What is expected
Please count the lines below that hold the word "skirt" and give the count without any other text.

= = = =

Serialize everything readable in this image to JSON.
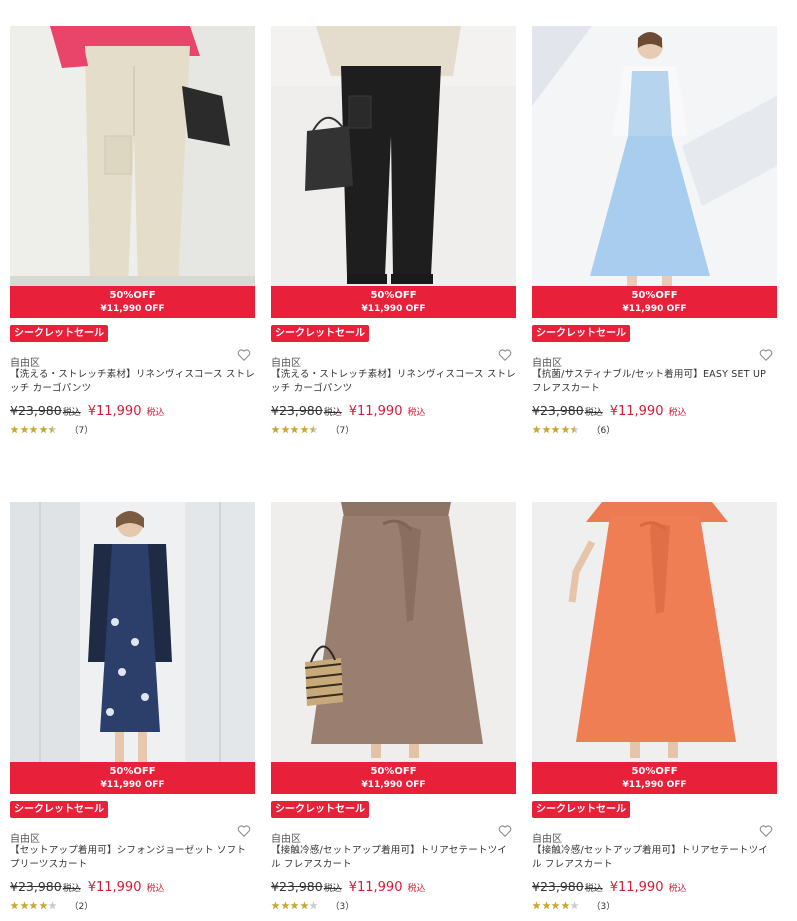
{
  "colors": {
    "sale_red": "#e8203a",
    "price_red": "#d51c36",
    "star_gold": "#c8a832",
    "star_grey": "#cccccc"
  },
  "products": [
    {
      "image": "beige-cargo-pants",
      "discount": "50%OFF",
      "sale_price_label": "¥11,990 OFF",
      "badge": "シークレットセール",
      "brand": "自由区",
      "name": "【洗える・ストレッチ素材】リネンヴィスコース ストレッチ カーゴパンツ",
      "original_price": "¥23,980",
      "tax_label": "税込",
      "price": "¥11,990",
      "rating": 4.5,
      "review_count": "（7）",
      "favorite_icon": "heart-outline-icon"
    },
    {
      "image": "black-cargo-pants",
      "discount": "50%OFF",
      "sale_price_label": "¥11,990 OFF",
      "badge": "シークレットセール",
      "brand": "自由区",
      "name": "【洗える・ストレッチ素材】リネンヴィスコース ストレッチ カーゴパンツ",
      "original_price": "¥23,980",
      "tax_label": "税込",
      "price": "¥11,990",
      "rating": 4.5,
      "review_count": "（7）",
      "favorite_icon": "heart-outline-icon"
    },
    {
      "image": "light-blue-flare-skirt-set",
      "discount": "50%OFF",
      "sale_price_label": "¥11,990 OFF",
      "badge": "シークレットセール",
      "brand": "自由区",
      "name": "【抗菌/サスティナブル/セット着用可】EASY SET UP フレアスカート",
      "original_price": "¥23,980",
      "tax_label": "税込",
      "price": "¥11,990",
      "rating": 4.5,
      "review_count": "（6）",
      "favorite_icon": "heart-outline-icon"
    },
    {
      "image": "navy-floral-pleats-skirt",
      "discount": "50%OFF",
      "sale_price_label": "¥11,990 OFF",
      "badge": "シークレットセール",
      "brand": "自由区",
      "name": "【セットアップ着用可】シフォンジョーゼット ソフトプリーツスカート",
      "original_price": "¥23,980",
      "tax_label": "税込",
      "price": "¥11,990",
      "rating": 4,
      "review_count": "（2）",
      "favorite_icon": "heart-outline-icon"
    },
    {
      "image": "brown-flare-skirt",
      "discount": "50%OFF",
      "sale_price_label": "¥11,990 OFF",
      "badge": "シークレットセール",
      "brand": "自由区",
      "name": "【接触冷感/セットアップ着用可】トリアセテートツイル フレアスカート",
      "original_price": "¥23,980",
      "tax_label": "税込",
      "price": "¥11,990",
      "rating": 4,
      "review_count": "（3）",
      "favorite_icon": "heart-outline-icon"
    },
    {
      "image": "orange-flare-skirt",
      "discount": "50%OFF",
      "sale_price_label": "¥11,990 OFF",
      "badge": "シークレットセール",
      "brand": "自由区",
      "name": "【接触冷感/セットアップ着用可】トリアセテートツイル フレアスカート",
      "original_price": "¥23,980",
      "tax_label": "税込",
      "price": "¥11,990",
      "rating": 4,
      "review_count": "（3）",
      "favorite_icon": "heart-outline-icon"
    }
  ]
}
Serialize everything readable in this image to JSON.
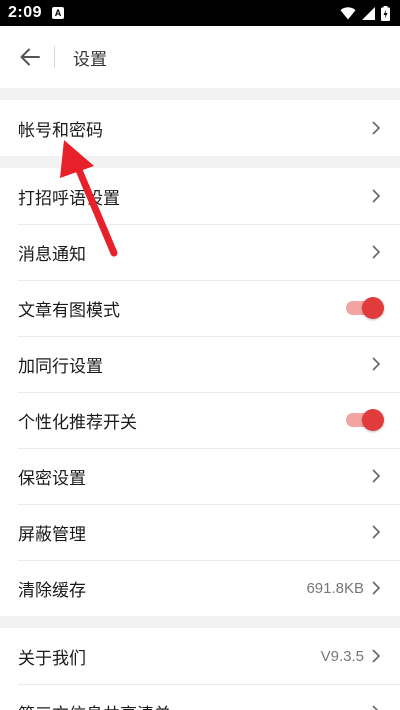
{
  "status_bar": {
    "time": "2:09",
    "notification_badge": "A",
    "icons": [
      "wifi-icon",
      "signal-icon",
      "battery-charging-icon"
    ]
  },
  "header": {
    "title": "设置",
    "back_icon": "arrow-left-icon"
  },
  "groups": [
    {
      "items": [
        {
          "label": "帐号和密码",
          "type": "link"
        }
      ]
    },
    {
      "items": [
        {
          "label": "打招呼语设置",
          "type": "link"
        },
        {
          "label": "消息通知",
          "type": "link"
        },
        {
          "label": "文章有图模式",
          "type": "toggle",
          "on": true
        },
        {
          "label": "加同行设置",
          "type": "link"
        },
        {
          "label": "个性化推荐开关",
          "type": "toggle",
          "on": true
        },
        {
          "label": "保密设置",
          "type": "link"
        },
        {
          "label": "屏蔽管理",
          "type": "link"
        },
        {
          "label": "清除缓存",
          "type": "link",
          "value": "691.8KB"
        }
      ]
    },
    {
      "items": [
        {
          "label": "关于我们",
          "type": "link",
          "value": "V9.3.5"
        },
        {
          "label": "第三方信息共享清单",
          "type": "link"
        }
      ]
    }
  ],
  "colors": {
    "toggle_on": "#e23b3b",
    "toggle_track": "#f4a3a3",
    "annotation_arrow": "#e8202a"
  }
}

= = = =

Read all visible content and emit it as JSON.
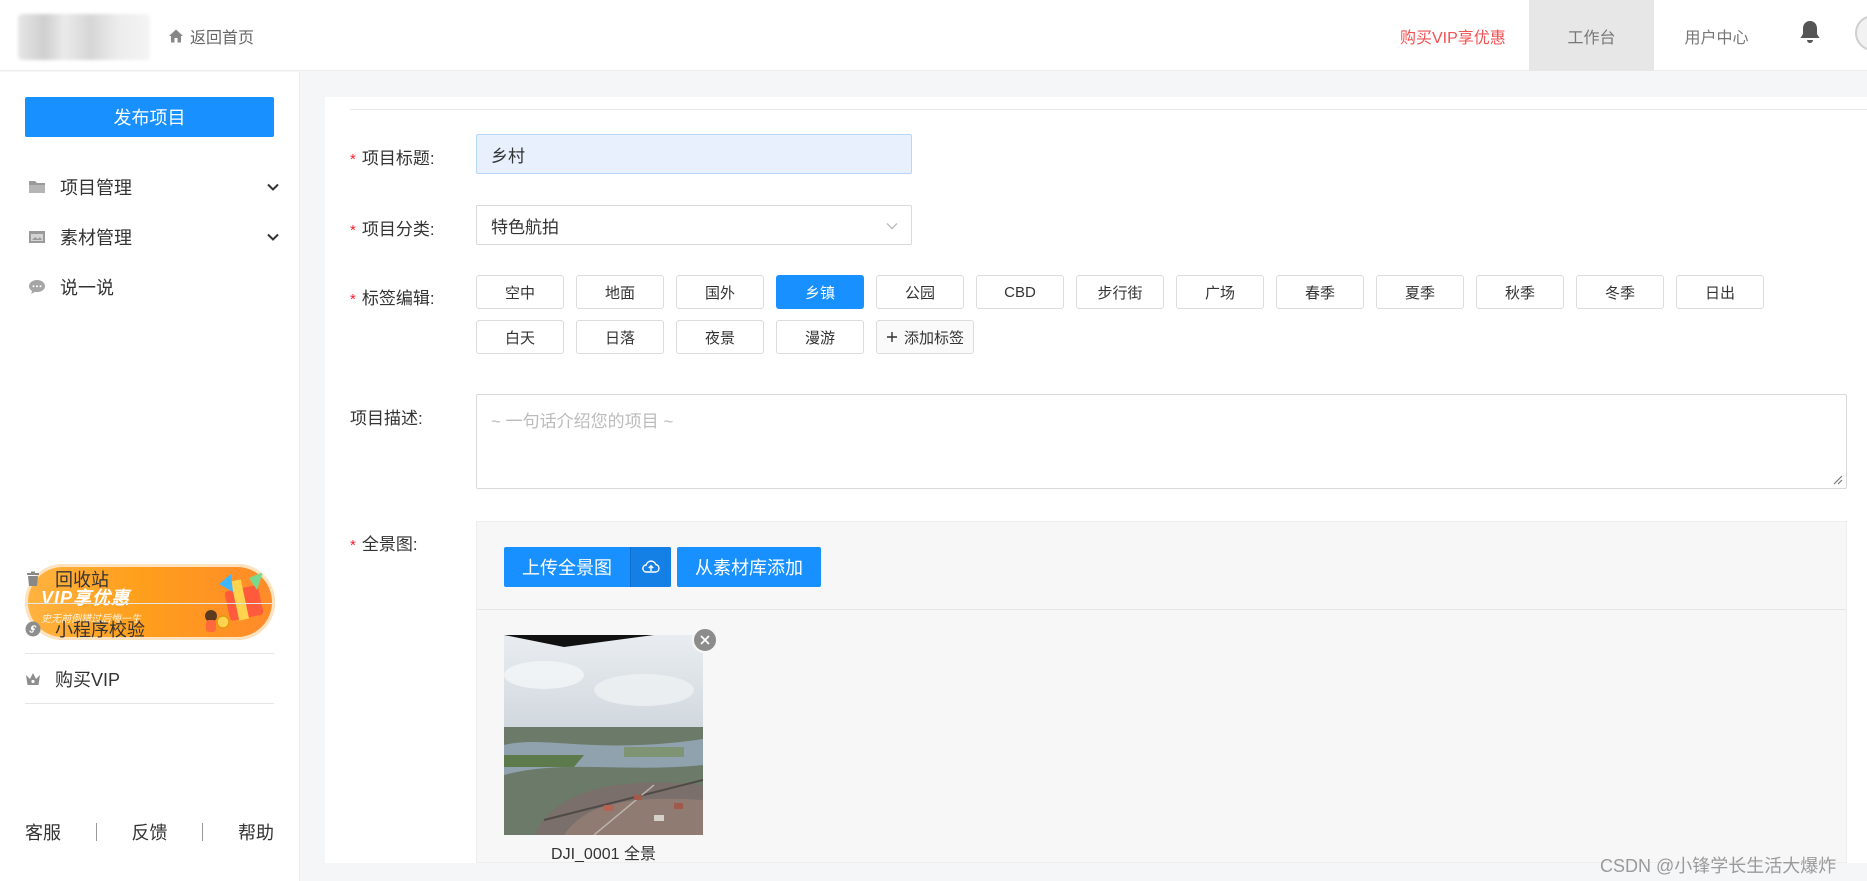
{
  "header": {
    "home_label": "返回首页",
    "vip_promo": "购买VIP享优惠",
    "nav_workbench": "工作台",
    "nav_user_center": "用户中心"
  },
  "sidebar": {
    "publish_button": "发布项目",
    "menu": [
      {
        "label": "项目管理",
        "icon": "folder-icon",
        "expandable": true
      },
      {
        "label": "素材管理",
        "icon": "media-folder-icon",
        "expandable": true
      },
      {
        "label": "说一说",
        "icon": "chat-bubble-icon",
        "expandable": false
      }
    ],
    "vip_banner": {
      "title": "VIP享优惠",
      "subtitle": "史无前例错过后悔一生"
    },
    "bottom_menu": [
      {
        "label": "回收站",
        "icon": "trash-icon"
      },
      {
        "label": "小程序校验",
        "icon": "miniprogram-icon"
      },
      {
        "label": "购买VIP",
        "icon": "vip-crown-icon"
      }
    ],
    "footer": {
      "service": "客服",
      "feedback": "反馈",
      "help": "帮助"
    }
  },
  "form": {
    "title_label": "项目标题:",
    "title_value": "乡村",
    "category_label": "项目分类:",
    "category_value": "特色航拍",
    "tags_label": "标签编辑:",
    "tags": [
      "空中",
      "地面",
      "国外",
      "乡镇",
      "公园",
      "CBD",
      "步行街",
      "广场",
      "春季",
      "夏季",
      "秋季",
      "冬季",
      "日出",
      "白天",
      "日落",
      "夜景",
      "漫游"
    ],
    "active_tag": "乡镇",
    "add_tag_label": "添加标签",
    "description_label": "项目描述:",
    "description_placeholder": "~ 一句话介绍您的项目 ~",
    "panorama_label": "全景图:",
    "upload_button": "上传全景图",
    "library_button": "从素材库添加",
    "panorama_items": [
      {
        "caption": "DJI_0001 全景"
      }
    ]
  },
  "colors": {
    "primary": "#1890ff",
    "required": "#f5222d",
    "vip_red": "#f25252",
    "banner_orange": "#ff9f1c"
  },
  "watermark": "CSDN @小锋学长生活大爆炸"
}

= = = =

Output of the task
4